Comprehension is affected by the many design elements that you put in your documents. You can increase the attorney’s comprehension of your LNC reports by following some sophisticated techniques based on research of readers’ preferences.
Use of justification to increase the attorney’s comprehension of your LNC report
Research about justification shows that people understand left justified documents the best. “Justification” refers to how words are spread out along your document.
Research shows that people find serif fonts more understandable. There are two kinds of fonts: serif and sans serif. Serif refers to the little feet on letters. Avoid fonts like Arial or Calibri in your written reports and use fonts like Georgia or Times New Roman instead. Many people think that sans serif fonts are cold. Save sans serif fonts for PowerPoint slides and websites.
Research shows that headers that have a combination of upper and lower case letters are significantly more legible. Also, unless you specifically activate this in your settings, spellcheckers are not going to pick up typographical errors in words that are all caps.
Decorative typefaces also slow down comprehension. Also, don’t put periods at the end of headers. That will signify a full stop to readers because they associate a period with the end of a sentence.
Subheaders break down paragraphs even further. Use both headers and subheaders. For example, when I summarized medical records to explain pain and suffering, I used a major header of the name of the hospital and the admission start and end date. My subheaders were descriptions of what transpired during that particular admission, such as surgeries or major problems or particular events.
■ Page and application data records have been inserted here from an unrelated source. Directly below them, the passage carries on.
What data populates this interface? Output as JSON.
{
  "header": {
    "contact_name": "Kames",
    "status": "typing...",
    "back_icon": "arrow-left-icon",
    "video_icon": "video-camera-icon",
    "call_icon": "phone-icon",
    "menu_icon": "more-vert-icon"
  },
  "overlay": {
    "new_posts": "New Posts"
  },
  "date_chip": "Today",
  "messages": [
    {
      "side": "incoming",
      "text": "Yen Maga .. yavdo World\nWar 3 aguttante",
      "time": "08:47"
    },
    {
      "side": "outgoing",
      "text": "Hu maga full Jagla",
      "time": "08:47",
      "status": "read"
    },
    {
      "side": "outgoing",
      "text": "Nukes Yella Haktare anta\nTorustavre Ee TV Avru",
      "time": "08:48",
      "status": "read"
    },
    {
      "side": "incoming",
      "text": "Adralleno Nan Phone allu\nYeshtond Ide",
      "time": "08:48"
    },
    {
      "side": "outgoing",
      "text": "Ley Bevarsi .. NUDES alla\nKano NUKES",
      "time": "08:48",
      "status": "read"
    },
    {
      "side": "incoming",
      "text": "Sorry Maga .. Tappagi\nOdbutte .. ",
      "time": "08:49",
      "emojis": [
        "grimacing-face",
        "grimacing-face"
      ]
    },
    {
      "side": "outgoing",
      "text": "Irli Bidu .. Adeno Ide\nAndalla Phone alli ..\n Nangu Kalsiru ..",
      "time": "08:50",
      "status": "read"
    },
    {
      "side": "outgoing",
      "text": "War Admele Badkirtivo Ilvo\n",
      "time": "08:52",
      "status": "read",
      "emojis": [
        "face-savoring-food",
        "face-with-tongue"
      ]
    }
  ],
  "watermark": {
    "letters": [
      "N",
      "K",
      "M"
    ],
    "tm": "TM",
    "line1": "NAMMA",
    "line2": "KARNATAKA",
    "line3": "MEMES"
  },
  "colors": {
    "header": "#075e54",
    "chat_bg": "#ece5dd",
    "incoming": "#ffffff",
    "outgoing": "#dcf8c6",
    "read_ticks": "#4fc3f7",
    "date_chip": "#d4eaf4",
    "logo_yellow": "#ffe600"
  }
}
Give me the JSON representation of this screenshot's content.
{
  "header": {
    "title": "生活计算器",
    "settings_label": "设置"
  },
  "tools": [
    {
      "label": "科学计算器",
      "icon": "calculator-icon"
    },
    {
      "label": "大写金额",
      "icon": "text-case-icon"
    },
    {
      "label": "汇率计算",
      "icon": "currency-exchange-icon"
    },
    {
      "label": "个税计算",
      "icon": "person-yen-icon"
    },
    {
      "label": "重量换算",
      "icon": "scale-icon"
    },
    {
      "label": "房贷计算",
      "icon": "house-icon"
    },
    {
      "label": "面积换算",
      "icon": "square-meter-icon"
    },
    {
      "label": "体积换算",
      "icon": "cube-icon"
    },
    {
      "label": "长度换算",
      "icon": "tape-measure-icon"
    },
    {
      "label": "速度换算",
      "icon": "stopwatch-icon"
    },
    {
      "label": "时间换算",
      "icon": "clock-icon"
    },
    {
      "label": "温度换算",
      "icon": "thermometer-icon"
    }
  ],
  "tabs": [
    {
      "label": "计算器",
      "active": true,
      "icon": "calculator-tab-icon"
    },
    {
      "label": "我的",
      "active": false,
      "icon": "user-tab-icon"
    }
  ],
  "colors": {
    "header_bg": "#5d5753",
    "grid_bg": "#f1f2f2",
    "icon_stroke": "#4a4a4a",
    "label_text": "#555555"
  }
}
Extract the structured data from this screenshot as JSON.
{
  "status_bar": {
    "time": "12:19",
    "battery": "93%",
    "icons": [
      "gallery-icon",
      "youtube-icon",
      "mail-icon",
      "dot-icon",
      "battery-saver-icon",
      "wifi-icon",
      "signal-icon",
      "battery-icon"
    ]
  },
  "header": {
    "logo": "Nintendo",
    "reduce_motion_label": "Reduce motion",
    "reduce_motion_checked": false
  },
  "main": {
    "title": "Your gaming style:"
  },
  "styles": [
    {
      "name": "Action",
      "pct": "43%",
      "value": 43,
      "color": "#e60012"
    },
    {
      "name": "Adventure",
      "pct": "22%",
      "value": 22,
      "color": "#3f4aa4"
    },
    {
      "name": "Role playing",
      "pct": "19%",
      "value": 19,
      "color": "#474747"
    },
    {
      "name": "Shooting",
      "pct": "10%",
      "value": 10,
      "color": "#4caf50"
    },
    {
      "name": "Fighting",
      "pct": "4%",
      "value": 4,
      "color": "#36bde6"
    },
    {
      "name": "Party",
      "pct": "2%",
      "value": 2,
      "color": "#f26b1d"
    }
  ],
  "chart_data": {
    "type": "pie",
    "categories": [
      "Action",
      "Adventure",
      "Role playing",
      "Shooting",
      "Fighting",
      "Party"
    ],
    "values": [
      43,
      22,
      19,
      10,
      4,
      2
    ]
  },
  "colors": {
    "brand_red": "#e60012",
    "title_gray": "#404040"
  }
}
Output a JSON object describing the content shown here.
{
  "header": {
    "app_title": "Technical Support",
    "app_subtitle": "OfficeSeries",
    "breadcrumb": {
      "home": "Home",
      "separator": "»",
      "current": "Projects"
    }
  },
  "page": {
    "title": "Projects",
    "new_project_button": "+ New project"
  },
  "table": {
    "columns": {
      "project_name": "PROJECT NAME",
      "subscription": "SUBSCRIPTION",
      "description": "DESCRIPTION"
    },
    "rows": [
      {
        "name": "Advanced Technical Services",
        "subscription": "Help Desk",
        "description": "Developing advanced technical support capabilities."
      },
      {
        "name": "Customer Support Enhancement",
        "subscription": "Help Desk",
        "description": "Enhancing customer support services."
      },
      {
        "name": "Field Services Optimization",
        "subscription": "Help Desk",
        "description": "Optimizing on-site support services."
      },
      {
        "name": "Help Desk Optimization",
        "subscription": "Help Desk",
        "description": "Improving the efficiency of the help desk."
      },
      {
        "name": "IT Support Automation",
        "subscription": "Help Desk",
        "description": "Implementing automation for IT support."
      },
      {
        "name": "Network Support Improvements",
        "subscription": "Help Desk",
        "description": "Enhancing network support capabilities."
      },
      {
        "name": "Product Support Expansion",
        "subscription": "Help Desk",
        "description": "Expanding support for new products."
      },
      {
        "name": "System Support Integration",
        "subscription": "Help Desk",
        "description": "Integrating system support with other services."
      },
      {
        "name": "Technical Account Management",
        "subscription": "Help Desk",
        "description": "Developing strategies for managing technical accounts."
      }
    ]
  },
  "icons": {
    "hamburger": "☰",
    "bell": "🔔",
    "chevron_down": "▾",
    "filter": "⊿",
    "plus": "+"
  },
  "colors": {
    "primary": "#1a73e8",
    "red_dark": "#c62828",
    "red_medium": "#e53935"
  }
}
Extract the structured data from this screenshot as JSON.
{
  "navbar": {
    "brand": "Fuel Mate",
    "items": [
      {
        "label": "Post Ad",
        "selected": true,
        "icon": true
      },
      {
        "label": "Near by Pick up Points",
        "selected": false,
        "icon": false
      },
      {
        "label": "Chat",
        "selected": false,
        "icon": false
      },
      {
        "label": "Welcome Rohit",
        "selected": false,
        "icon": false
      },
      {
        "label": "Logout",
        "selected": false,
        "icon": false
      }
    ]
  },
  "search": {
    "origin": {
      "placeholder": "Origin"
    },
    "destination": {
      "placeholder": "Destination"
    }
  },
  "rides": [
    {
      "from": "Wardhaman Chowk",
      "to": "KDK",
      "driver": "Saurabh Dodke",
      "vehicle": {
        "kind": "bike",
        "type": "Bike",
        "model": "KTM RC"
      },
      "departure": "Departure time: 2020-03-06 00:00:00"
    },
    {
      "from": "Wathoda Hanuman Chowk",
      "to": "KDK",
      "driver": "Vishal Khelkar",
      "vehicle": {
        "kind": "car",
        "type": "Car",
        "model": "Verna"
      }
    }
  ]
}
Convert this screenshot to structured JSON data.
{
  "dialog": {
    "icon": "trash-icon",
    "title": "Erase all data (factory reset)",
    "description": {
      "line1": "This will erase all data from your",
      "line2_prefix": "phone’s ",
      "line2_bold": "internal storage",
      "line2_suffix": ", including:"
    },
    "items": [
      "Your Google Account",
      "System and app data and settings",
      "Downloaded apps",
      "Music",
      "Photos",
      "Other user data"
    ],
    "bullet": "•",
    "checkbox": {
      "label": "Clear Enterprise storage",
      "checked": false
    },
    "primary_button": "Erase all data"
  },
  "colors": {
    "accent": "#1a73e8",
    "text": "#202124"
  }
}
Increase the reader’s comprehension by putting tints in boxes. Many people find that very attractive. Be sure the tint is not too dark. Black on a grey background can be difficult to read if the grey has more than a 10% tint. White on a black background significantly reduces comprehension. Think about websites that have black backgrounds and white letters. Many people find them so hard to read they just click away.
Large doses of bold significantly reduce comprehension. Use bold sparingly for headers or headlines but don’t put paragraphs in bold; your reader will have a harder time reading your document.
Readers prefer captions over figures and not under. If you include a medical illustration in a document, for example, or a table, put your exhibit number with a number above the figure or table.
Pat Iyer used her knowledge of what research showed to write her LNC reports and proofread those of the expert witnesses employed by her LNC business.